Babysitter who falls on obscured hose lying on stairs has no claim against homeowner
Taking the "open and obvious" defense to its zenith, a Court of Appeals panel upheld the dismissal of a babysitter's injury claim arising out of a fall on outdoor steps. While chasing one of the defendants' children, the plaintiff stumbled over a garden hose that had been left lying across the stairs. The plaintiff, Marija Berisaj, explained that she did not see the hose because it was partially obscured by the overhang of the step above the step where the hose was lying.
The Court of Appeals held that the hose remained an "open and obvious danger" and "visible on casual inspection." The Court concluded that Mrs. Berisaj's need to descend the steps rapidly while chasing the child was irrelevant to the landowner's duty to remediate an "obvious" danger.
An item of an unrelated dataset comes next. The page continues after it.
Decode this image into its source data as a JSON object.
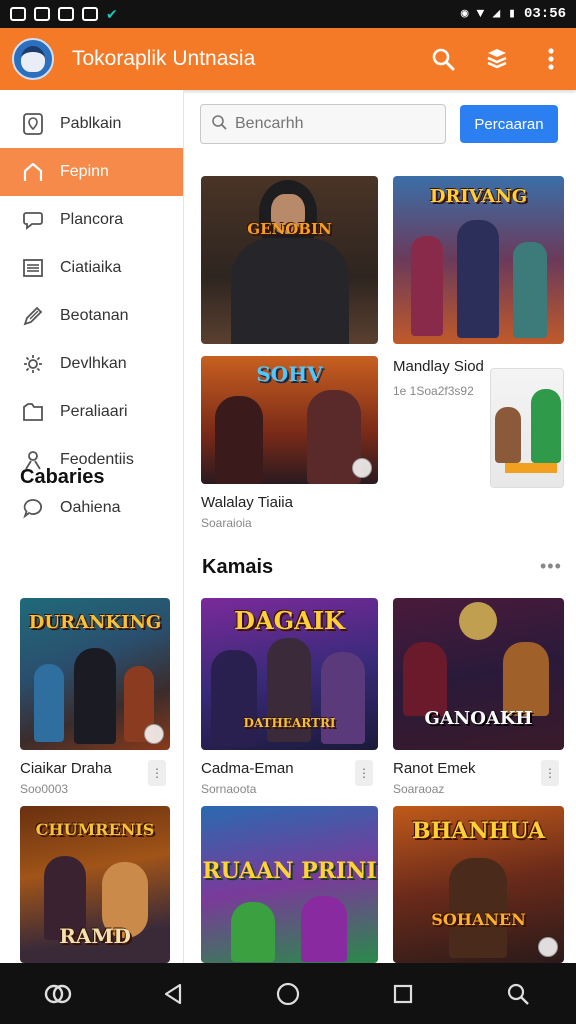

So, the Engler Majority has shifted the "burden of safety" from someone negligently leaving a garden hose across the back steps----to a babysitter who is on the property as a business guest,and forced to descend the steps rapidly to safely supervise a child. This is what normal people call "judicial activism;" or simply law as interpreted by and for insurance companies.